/---

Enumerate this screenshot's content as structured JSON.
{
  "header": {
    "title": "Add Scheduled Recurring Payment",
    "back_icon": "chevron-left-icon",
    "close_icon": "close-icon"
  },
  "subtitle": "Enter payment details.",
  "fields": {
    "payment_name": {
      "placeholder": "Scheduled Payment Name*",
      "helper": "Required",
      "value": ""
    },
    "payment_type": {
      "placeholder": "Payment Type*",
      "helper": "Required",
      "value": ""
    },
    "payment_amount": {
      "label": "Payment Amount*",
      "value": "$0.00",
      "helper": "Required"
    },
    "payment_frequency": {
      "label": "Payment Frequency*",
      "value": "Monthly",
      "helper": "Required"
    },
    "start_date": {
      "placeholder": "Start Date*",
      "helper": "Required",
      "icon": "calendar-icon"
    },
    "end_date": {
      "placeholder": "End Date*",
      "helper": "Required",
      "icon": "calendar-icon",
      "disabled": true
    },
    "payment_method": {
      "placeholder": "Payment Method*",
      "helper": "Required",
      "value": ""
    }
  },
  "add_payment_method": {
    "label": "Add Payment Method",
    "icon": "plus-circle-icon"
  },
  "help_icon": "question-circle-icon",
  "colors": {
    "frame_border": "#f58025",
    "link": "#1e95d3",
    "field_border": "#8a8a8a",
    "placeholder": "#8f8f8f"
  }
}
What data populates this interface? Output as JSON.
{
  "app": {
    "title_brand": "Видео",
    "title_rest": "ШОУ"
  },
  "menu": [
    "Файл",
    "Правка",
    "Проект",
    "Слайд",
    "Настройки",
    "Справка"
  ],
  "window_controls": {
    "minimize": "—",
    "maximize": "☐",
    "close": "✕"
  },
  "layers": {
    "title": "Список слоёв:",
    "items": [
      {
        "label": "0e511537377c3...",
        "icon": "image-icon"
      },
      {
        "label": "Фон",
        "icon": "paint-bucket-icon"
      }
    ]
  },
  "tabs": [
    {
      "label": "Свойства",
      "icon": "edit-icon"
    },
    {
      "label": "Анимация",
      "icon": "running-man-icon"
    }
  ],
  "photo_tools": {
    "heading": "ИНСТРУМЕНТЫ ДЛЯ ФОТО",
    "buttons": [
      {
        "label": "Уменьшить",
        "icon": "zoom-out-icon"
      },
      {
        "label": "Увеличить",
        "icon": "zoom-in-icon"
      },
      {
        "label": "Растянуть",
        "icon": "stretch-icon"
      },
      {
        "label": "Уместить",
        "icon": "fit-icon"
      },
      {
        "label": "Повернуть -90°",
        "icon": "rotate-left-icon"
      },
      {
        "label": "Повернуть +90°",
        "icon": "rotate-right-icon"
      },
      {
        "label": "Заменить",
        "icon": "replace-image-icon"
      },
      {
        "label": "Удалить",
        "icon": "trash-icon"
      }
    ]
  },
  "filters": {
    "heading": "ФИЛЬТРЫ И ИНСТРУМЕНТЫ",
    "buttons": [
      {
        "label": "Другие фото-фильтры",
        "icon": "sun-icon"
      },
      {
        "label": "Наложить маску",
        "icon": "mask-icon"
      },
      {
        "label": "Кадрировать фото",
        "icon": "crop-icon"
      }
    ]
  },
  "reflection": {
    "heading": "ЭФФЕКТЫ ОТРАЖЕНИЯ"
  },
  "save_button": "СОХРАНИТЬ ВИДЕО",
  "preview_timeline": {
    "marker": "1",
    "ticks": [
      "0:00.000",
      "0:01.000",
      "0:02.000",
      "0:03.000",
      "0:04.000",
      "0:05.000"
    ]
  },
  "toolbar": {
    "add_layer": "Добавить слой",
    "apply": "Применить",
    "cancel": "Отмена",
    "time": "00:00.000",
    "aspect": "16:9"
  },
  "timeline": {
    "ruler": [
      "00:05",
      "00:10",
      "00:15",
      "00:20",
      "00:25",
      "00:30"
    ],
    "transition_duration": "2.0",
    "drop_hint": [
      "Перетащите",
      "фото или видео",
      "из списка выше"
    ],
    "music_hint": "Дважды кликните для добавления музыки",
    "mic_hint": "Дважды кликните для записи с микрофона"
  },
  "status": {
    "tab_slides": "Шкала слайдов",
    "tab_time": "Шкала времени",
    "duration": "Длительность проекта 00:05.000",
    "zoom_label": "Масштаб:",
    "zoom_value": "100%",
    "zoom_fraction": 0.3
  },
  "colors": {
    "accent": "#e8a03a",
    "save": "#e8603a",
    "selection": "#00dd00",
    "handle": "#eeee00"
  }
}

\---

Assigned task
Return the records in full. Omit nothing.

Answer area
Enumerate this screenshot's content as structured JSON.
{
  "header": {
    "title": "Add Scheduled Recurring Payment",
    "back_icon": "chevron-left-icon",
    "close_icon": "close-icon"
  },
  "subtitle": "Enter payment details.",
  "fields": {
    "payment_name": {
      "placeholder": "Scheduled Payment Name*",
      "helper": "Required",
      "value": ""
    },
    "payment_type": {
      "placeholder": "Payment Type*",
      "helper": "Required",
      "value": ""
    },
    "payment_amount": {
      "label": "Payment Amount*",
      "value": "$0.00",
      "helper": "Required"
    },
    "payment_frequency": {
      "label": "Payment Frequency*",
      "value": "Monthly",
      "helper": "Required"
    },
    "start_date": {
      "placeholder": "Start Date*",
      "helper": "Required",
      "icon": "calendar-icon"
    },
    "end_date": {
      "placeholder": "End Date*",
      "helper": "Required",
      "icon": "calendar-icon",
      "disabled": true
    },
    "payment_method": {
      "placeholder": "Payment Method*",
      "helper": "Required",
      "value": ""
    }
  },
  "add_payment_method": {
    "label": "Add Payment Method",
    "icon": "plus-circle-icon"
  },
  "help_icon": "question-circle-icon",
  "colors": {
    "frame_border": "#f58025",
    "link": "#1e95d3",
    "field_border": "#8a8a8a",
    "placeholder": "#8f8f8f"
  }
}
What data populates this interface? Output as JSON.
{
  "app": {
    "title_brand": "Видео",
    "title_rest": "ШОУ"
  },
  "menu": [
    "Файл",
    "Правка",
    "Проект",
    "Слайд",
    "Настройки",
    "Справка"
  ],
  "window_controls": {
    "minimize": "—",
    "maximize": "☐",
    "close": "✕"
  },
  "layers": {
    "title": "Список слоёв:",
    "items": [
      {
        "label": "0e511537377c3...",
        "icon": "image-icon"
      },
      {
        "label": "Фон",
        "icon": "paint-bucket-icon"
      }
    ]
  },
  "tabs": [
    {
      "label": "Свойства",
      "icon": "edit-icon"
    },
    {
      "label": "Анимация",
      "icon": "running-man-icon"
    }
  ],
  "photo_tools": {
    "heading": "ИНСТРУМЕНТЫ ДЛЯ ФОТО",
    "buttons": [
      {
        "label": "Уменьшить",
        "icon": "zoom-out-icon"
      },
      {
        "label": "Увеличить",
        "icon": "zoom-in-icon"
      },
      {
        "label": "Растянуть",
        "icon": "stretch-icon"
      },
      {
        "label": "Уместить",
        "icon": "fit-icon"
      },
      {
        "label": "Повернуть -90°",
        "icon": "rotate-left-icon"
      },
      {
        "label": "Повернуть +90°",
        "icon": "rotate-right-icon"
      },
      {
        "label": "Заменить",
        "icon": "replace-image-icon"
      },
      {
        "label": "Удалить",
        "icon": "trash-icon"
      }
    ]
  },
  "filters": {
    "heading": "ФИЛЬТРЫ И ИНСТРУМЕНТЫ",
    "buttons": [
      {
        "label": "Другие фото-фильтры",
        "icon": "sun-icon"
      },
      {
        "label": "Наложить маску",
        "icon": "mask-icon"
      },
      {
        "label": "Кадрировать фото",
        "icon": "crop-icon"
      }
    ]
  },
  "reflection": {
    "heading": "ЭФФЕКТЫ ОТРАЖЕНИЯ"
  },
  "save_button": "СОХРАНИТЬ ВИДЕО",
  "preview_timeline": {
    "marker": "1",
    "ticks": [
      "0:00.000",
      "0:01.000",
      "0:02.000",
      "0:03.000",
      "0:04.000",
      "0:05.000"
    ]
  },
  "toolbar": {
    "add_layer": "Добавить слой",
    "apply": "Применить",
    "cancel": "Отмена",
    "time": "00:00.000",
    "aspect": "16:9"
  },
  "timeline": {
    "ruler": [
      "00:05",
      "00:10",
      "00:15",
      "00:20",
      "00:25",
      "00:30"
    ],
    "transition_duration": "2.0",
    "drop_hint": [
      "Перетащите",
      "фото или видео",
      "из списка выше"
    ],
    "music_hint": "Дважды кликните для добавления музыки",
    "mic_hint": "Дважды кликните для записи с микрофона"
  },
  "status": {
    "tab_slides": "Шкала слайдов",
    "tab_time": "Шкала времени",
    "duration": "Длительность проекта 00:05.000",
    "zoom_label": "Масштаб:",
    "zoom_value": "100%",
    "zoom_fraction": 0.3
  },
  "colors": {
    "accent": "#e8a03a",
    "save": "#e8603a",
    "selection": "#00dd00",
    "handle": "#eeee00"
  }
}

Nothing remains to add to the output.